High Russian Economy fuels its military spending and modernization
Forecast International 11
(provides Market Research, Market Analysis, Intelligence and Consulting for the Aerospace / Aviation, Defense, Power Systems and military electronics - Three Key Factors at Play for Russian Military Modernization http://www.defencetalk.com/three-key-factors-at-play-for-russian-military-modernization-33469/)
The Russian government is intent on reviving the nation’s arms industry while simultaneously modernizing the armed forces. To this end, the Kremlin has revised its State Armaments Program (SAP) and is now calling for RUB20 trillion ($704.9 billion) to be spent on the military’s modernization from 2011-2020. There are three key factors that will determine the extent to which the SAP can be implemented. First, in order to meet the funding goal of RUB20 trillion, approximately 4.5 percent of the nation’s GDP must be directed toward military funding. However, given Russia’s current financial position, this may be a bit ambitious. According to Rebecca Barrett, Eurasian defense analyst at Forecast International, the recent global economic crisis “exposed the structural faults of the Russian economy.” She noted, “While equity markets have improved since mid-2009 and capital markets have re-opened, the repair of the financial system is far from complete.” The government is now hoping that the economy will reach pre-crisis levels by the end of 2012, at which time GDP should be on par with the levels achieved in 2008. At the same time, the crisis has also exposed the financial weaknesses of the Russian aerospace and defense industry. Fortunately for Moscow, the timing could not have been better. The Kremlin leveraged this exposure to consolidate the defense sector under government control and will now use the industry’s capabilities to complete the military’s modernization plan. However, Barrett points out in the “Market Overview” report on Russia that the government must invest in research and development programs for the defense sector in order to stave off the pending industrial decline. Without the investment, the industry’s defense technology base could become a major impediment to the SAP. The third key factor is the defense budget. The MoD has begun transitioning funding streams to support additional arms procurements through two major reform processes. The first is a cost-saving reform which calls for the reduction of some 200,000 personnel by 2012. The second major reform is the adoption of a new budgetary framework. According to Barrett, “The process is designed to modernize the Kremlin’s fiscal practices and provide longer-term price and policy signals to the Russian defense industry.” In order for the SAP to be fully implemented, the government must continue to invest heavily in both the military and the nation’s defense industry.
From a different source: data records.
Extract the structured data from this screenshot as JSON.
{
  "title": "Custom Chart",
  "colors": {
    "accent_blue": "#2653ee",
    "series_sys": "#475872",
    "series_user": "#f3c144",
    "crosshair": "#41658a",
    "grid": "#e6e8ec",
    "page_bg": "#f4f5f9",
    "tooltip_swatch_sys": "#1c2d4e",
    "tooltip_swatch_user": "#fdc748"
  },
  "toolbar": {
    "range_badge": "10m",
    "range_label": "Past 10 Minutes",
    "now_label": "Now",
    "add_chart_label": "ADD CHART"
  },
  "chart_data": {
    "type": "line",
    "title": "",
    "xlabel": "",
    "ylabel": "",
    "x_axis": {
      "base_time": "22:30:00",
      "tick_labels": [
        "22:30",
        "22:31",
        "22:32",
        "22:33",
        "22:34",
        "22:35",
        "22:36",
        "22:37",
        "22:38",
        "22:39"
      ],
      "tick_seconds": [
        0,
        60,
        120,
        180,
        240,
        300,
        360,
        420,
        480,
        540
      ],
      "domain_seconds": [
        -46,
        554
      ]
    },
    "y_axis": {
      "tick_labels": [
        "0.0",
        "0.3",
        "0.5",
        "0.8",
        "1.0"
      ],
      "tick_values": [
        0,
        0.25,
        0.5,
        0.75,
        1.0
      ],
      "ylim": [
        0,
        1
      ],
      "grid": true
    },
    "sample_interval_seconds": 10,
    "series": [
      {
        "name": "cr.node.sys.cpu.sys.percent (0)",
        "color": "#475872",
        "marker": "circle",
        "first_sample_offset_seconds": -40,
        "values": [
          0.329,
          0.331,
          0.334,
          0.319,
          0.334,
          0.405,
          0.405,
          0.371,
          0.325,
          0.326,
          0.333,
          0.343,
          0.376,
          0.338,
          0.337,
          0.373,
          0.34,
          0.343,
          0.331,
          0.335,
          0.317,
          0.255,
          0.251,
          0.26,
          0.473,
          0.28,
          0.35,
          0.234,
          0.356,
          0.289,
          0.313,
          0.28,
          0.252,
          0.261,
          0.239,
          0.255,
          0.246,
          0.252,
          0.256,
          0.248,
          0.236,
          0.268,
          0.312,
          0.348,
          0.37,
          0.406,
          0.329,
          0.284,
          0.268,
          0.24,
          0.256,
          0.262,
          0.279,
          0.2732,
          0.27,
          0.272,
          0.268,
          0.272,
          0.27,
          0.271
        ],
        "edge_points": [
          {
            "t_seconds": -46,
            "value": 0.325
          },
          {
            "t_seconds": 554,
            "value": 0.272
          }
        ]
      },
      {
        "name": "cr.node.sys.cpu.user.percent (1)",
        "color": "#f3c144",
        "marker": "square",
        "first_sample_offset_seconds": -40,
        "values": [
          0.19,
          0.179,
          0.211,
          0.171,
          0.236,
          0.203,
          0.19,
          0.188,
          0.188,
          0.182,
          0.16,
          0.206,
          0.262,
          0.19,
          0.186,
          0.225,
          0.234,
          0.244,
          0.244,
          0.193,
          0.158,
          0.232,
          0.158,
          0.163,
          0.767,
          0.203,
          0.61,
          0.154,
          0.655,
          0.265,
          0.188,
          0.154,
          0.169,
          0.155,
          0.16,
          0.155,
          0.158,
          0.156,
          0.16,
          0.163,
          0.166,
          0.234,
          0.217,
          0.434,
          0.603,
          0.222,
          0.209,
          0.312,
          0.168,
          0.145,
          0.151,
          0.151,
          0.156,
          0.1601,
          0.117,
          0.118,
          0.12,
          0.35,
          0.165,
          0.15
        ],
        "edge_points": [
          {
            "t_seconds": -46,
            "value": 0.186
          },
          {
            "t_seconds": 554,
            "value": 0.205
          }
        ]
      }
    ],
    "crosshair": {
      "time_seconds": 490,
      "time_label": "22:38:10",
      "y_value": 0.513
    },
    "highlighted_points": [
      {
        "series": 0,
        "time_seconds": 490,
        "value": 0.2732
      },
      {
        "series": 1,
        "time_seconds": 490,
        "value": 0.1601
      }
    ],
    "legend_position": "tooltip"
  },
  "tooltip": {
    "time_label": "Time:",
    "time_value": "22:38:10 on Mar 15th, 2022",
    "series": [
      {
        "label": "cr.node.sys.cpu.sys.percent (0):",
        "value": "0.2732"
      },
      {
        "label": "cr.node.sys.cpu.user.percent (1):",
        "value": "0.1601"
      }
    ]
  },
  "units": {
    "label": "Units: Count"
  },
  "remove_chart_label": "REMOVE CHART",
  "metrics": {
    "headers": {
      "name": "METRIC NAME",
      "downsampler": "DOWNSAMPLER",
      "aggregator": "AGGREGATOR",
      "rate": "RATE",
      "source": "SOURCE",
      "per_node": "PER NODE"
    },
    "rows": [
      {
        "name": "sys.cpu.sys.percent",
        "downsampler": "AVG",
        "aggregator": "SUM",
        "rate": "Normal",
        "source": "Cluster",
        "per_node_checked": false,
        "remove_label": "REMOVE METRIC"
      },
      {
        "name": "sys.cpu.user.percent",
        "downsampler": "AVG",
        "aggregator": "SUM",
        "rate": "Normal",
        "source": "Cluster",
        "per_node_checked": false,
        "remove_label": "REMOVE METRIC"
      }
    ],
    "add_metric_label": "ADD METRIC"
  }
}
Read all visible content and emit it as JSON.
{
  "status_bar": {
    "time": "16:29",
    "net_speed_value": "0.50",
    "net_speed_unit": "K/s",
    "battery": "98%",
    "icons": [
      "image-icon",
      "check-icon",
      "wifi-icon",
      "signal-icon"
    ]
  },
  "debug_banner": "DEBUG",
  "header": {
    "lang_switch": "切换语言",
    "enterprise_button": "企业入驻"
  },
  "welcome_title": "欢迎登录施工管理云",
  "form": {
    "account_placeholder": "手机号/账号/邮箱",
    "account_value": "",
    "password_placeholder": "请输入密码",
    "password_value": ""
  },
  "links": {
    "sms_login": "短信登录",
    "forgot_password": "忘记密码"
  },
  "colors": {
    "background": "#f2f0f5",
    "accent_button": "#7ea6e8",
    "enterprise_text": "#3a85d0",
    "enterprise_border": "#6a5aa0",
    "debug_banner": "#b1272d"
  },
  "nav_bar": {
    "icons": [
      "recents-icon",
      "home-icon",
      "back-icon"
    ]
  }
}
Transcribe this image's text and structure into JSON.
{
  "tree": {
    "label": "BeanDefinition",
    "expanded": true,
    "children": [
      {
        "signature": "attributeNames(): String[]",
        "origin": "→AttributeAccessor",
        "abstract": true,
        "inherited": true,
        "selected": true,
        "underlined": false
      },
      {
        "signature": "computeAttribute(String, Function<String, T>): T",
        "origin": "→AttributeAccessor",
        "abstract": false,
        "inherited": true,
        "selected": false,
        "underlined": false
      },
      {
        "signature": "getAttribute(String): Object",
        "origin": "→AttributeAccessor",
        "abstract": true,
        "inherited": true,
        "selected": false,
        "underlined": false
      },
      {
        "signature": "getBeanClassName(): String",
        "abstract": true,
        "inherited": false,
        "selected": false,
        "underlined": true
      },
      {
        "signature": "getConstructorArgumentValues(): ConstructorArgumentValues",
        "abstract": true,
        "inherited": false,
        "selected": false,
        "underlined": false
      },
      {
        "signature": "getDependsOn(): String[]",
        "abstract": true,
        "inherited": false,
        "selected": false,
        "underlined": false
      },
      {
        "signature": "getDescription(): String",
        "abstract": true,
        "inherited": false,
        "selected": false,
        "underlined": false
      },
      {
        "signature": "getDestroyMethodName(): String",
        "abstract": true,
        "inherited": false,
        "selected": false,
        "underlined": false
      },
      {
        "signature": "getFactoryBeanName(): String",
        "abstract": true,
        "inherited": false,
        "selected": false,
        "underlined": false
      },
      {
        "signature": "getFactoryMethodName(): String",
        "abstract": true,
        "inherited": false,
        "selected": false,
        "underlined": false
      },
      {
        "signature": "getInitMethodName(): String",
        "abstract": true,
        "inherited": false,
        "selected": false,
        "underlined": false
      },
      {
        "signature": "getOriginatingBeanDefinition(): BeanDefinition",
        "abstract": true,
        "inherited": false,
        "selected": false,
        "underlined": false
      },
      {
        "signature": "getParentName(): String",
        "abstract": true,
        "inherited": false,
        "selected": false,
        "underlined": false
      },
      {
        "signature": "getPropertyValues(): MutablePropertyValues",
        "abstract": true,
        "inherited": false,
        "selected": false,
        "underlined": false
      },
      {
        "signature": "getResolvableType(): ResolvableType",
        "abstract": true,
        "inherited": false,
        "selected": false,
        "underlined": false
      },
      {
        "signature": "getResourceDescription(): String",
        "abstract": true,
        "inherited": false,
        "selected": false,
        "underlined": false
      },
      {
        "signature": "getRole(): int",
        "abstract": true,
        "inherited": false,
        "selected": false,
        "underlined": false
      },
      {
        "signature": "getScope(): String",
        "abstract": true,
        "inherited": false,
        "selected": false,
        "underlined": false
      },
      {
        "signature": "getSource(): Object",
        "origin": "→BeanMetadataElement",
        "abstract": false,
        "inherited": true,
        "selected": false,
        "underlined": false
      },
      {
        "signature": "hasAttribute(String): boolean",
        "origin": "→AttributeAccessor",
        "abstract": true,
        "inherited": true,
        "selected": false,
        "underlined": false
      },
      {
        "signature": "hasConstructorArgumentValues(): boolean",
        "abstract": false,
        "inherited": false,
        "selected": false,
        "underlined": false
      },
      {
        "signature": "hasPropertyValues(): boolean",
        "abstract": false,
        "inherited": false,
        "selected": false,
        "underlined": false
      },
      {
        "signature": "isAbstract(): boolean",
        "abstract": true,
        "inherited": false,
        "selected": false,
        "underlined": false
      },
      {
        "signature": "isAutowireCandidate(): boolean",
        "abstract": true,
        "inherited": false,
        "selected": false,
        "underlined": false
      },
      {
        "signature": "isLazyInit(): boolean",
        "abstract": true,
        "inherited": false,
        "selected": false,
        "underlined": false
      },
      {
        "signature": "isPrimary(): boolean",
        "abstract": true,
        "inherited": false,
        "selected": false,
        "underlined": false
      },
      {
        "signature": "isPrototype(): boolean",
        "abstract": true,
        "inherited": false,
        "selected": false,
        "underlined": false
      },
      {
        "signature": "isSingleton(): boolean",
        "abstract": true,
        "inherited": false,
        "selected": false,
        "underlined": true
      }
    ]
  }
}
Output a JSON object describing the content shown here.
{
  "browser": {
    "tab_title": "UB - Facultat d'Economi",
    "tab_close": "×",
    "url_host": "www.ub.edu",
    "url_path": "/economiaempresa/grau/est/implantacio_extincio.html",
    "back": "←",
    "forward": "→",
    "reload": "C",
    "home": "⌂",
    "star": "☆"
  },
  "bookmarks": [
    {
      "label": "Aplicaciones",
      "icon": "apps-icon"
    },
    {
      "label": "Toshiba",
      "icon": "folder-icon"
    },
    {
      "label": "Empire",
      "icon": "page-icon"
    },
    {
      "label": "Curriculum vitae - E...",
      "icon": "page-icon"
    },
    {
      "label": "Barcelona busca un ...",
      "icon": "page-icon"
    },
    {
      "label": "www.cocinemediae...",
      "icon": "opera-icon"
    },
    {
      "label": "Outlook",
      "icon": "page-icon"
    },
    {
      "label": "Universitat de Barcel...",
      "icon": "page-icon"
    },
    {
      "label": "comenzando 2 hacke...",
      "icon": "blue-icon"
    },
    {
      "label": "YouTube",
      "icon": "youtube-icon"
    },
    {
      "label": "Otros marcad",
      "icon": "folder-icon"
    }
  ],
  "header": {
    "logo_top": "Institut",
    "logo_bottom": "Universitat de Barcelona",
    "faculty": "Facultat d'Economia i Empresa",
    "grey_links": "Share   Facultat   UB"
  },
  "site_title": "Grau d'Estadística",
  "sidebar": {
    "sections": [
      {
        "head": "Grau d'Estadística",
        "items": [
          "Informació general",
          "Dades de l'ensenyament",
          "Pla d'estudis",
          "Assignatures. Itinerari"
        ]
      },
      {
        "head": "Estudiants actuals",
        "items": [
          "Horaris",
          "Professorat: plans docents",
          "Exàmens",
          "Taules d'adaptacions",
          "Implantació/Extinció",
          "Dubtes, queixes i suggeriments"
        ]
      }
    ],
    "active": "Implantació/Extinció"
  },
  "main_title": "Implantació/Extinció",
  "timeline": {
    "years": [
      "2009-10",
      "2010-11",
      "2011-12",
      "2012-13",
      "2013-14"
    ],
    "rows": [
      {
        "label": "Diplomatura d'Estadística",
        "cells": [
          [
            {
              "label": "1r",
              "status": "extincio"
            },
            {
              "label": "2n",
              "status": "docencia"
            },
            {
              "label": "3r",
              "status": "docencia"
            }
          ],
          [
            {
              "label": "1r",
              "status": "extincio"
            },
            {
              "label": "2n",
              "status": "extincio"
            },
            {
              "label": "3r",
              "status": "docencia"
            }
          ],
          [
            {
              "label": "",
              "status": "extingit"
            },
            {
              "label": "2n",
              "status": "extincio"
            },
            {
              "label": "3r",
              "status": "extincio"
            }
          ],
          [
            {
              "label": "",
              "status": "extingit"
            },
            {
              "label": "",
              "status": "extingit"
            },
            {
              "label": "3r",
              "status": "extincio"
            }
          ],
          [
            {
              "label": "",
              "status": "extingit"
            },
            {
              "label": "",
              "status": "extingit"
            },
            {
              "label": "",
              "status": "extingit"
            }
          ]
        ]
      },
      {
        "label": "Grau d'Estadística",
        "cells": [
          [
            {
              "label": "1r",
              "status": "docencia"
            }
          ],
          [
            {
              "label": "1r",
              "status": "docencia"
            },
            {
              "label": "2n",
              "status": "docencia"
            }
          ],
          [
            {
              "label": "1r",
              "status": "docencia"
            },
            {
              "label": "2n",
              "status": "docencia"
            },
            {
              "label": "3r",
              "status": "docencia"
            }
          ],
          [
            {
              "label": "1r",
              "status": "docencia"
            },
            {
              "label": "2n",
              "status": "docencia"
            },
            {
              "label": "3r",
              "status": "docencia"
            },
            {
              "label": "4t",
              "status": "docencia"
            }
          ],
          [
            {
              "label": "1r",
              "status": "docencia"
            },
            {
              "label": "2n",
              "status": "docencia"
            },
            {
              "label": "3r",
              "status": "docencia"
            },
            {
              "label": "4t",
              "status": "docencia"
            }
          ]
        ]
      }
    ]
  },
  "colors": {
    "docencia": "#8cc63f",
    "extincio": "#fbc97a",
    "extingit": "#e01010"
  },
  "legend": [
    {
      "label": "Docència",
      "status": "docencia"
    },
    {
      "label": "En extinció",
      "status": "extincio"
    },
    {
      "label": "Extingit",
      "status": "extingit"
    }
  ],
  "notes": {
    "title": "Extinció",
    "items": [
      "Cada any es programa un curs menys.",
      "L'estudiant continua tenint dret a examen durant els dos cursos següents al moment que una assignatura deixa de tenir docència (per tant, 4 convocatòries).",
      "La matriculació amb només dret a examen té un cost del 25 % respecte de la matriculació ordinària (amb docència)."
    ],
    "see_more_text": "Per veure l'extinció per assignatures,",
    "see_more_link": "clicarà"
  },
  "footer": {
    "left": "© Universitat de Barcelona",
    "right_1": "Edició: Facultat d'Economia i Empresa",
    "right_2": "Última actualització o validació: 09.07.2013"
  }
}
Furthermore, because the SAP calls for 11 percent of existing military equipment to be upgraded and a full 70 percent to be replaced with modern weapons, the Russian defense industry needs to stay afloat and the economy must continue to rebound at a steady rate.
Oil prices feed military spending
Harding and Traynor 07
(Luke Harding is an award-winning foreign correspondent with the Guardian. Ian Traynor is the Guardian's European editor. He is based in Brussels - Big rise in Russian military spending raises fears of new challenge to west - http://www.guardian.co.uk/world/2007/feb/09/russia.usa)
In 2002, Mr Putin and George Bush signed a treaty obliging both sides to cut strategic nuclear weapons by about two-thirds by 2012. But Russian-US ties have since worsened steadily over disagreements on Iraq and other global crises, and US concerns about an authoritarian streak in Russia's domestic policy. The modernisation of the armed forces has been made possible by Russia's spectacular economic resurgence based on oil and gas revenues. After the Soviet Union's demise, Russia's vast military economy collapsed. The squeeze continued in the 1990s, but since 2000 spending has gone up, with this year's budget of $31bn almost four times the amount spent in 2001. Russian defence analysts point out, however, that defence spending is still well below that of the mid-1980s Soviet Union, and only a 20th of the US's current military budget.